Hurricane Center Turns Attention to Atlantic System as Gulf Storm Dies Out – Orlando Sentinel

After yet another system failed to organize into a tropical depression or storm in the Gulf of Mexico over the weekend, the National Hurricane Center is looking at a new system with the potential to develop in the Atlantic.

As per the NHC’s tropical outlook at 2 p.m., a tropical wave just west of the Cabo Verde Islands is causing disorganized showers and thunderstorms as it moves west into the tropical Atlantic Ocean.

“Environmental conditions may support slow development of this system as it moves west to west-northwest at about 25 mph over the eastern and central tropical Atlantic Ocean over the next few days,” the outlook said.

The NHC gives the system a 20% chance of forming a depression or the next tropical storm in the next five days.

The season has been largely silent in seven weeks without a system by name. The NHC had tracked potential tropical cyclone four with a chance it could have turned into Tropical Storm Danielle when it made its way to the coast near South Texas on Saturday, but that system moved inland without reaching full tropical features.

The system did bring some rain as it moved inland south of the US-Texas border, but what NHC forecasters warned could become a tropical storm eventually disintegrated when it made landfall.

“What happened to PTC4? There are multiple factors that are causing the outages to melt,” said a statement from the National Weather Service. “According to NHC, the main reason was too much northerly shear. That means the wind was too strong for PTC4 to overcome and it eventually faded and eventually didn’t get stronger as planned.

The 2022 hurricane season runs from June to November. 30, but has seen only three tropical storms so far. Despite the low numbers so far, more potential systems are likely to form during what is now known as the peak of the hurricane season which runs from mid-August to mid-October.

The National Oceanic and Atmospheric Administration recently reiterated that it expects this season to continue to be an above-average hurricane season, with 14 to 21 named storms. An average year calls for 14 named storms.

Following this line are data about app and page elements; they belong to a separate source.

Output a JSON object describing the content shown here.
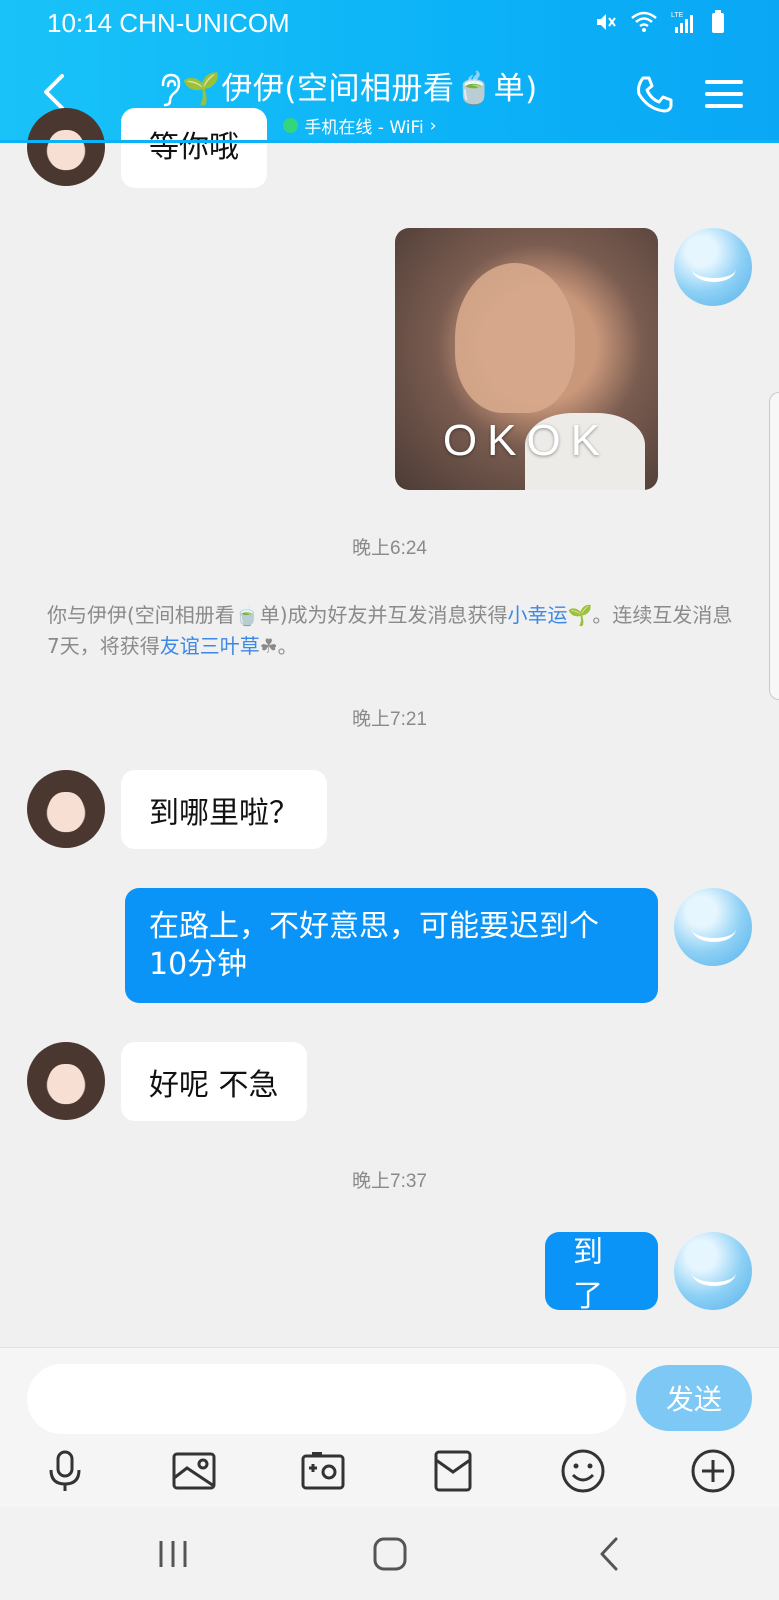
{
  "status_bar": {
    "time_carrier": "10:14 CHN-UNICOM",
    "lte": "LTE"
  },
  "header": {
    "title": "🌱伊伊(空间相册看🍵单)",
    "subtitle": "手机在线 - WiFi",
    "subtitle_chevron": "›",
    "accent": "#0cb2f7"
  },
  "messages": {
    "top_partial": "等你哦",
    "sticker_text": "OKOK",
    "time1": "晚上6:24",
    "system_prefix": "你与伊伊(空间相册看🍵单)成为好友并互发消息获得",
    "system_link1": "小幸运",
    "system_mid": "🌱。连续互发消息7天，将获得",
    "system_link2": "友谊三叶草",
    "system_suffix": "☘。",
    "time2": "晚上7:21",
    "msg1": "到哪里啦？",
    "msg2": "在路上，不好意思，可能要迟到个10分钟",
    "msg3": "好呢 不急",
    "time3": "晚上7:37",
    "msg4": "到了"
  },
  "input": {
    "placeholder": "",
    "send_label": "发送"
  },
  "tools": [
    "mic-icon",
    "image-icon",
    "camera-icon",
    "envelope-icon",
    "emoji-icon",
    "plus-icon"
  ],
  "colors": {
    "outgoing_bubble": "#0a94f8",
    "incoming_bubble": "#ffffff",
    "background": "#f0f0f0",
    "link": "#3d88e6"
  }
}
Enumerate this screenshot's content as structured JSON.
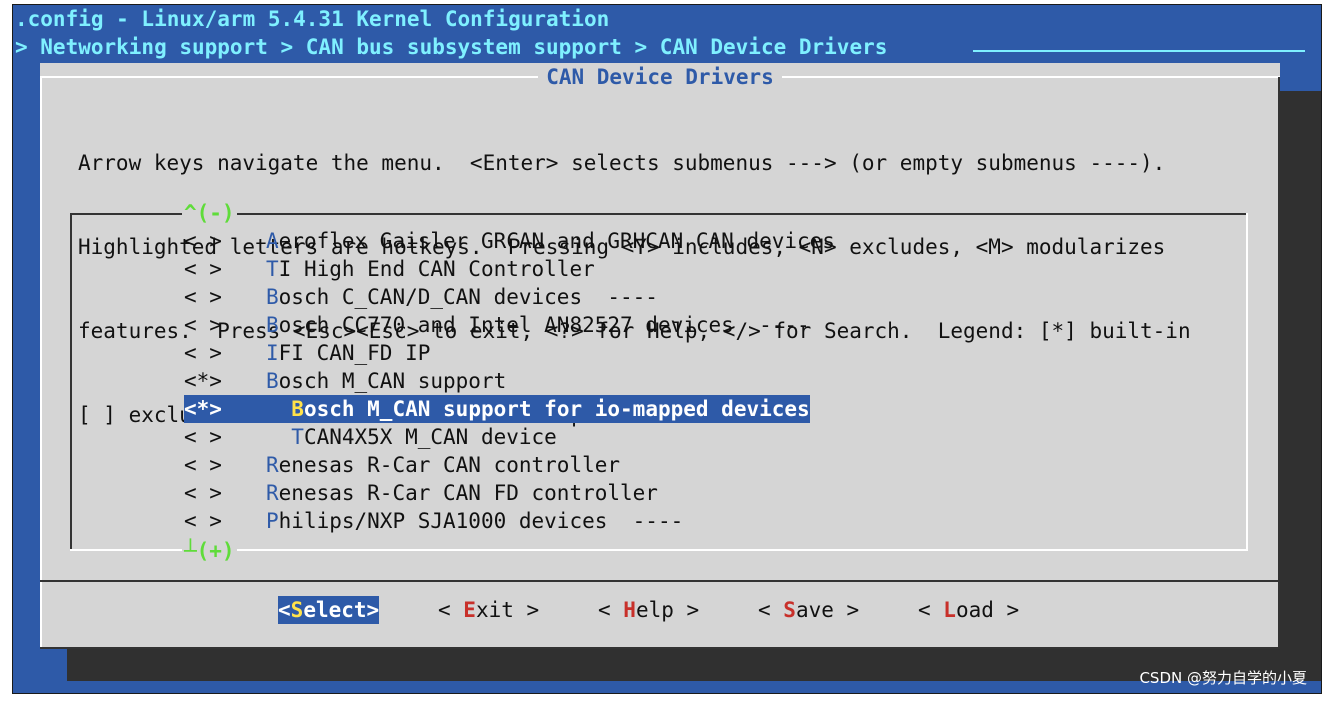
{
  "header": {
    "title": ".config - Linux/arm 5.4.31 Kernel Configuration",
    "breadcrumb": "> Networking support > CAN bus subsystem support > CAN Device Drivers"
  },
  "dialog": {
    "title": "CAN Device Drivers",
    "help_lines": [
      "Arrow keys navigate the menu.  <Enter> selects submenus ---> (or empty submenus ----).",
      "Highlighted letters are hotkeys.  Pressing <Y> includes, <N> excludes, <M> modularizes",
      "features.  Press <Esc><Esc> to exit, <?> for Help, </> for Search.  Legend: [*] built-in",
      "[ ] excluded  <M> module  < > module capable"
    ],
    "scroll_up": "^(-)",
    "scroll_down": "┴(+)"
  },
  "menu": {
    "items": [
      {
        "mark": "< >",
        "hot": "A",
        "rest": "eroflex Gaisler GRCAN and GRHCAN CAN devices",
        "indent": "",
        "selected": false
      },
      {
        "mark": "< >",
        "hot": "T",
        "rest": "I High End CAN Controller",
        "indent": "",
        "selected": false
      },
      {
        "mark": "< >",
        "hot": "B",
        "rest": "osch C_CAN/D_CAN devices  ----",
        "indent": "",
        "selected": false
      },
      {
        "mark": "< >",
        "hot": "B",
        "rest": "osch CC770 and Intel AN82527 devices  ----",
        "indent": "",
        "selected": false
      },
      {
        "mark": "< >",
        "hot": "I",
        "rest": "FI CAN_FD IP",
        "indent": "",
        "selected": false
      },
      {
        "mark": "<*>",
        "hot": "B",
        "rest": "osch M_CAN support",
        "indent": "",
        "selected": false
      },
      {
        "mark": "<*>",
        "hot": "B",
        "rest": "osch M_CAN support for io-mapped devices",
        "indent": "  ",
        "selected": true
      },
      {
        "mark": "< >",
        "hot": "T",
        "rest": "CAN4X5X M_CAN device",
        "indent": "  ",
        "selected": false
      },
      {
        "mark": "< >",
        "hot": "R",
        "rest": "enesas R-Car CAN controller",
        "indent": "",
        "selected": false
      },
      {
        "mark": "< >",
        "hot": "R",
        "rest": "enesas R-Car CAN FD controller",
        "indent": "",
        "selected": false
      },
      {
        "mark": "< >",
        "hot": "P",
        "rest": "hilips/NXP SJA1000 devices  ----",
        "indent": "",
        "selected": false
      }
    ]
  },
  "buttons": [
    {
      "pre": "<",
      "hot": "S",
      "rest": "elect>",
      "active": true
    },
    {
      "pre": "< ",
      "hot": "E",
      "rest": "xit >",
      "active": false
    },
    {
      "pre": "< ",
      "hot": "H",
      "rest": "elp >",
      "active": false
    },
    {
      "pre": "< ",
      "hot": "S",
      "rest": "ave >",
      "active": false
    },
    {
      "pre": "< ",
      "hot": "L",
      "rest": "oad >",
      "active": false
    }
  ],
  "watermark": "CSDN @努力自学的小夏",
  "colors": {
    "screen_bg": "#2e5aa8",
    "dialog_bg": "#d5d5d5",
    "header_text": "#7ff0ff",
    "hotkey": "#2e5aa8",
    "selected_hotkey": "#ffe24a",
    "button_hotkey": "#c8302a"
  }
}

This follows the record of 30 named storms by 2020 and the third largest ever with 21 systems in 2021.

Add a Comment

Your email address will not be published.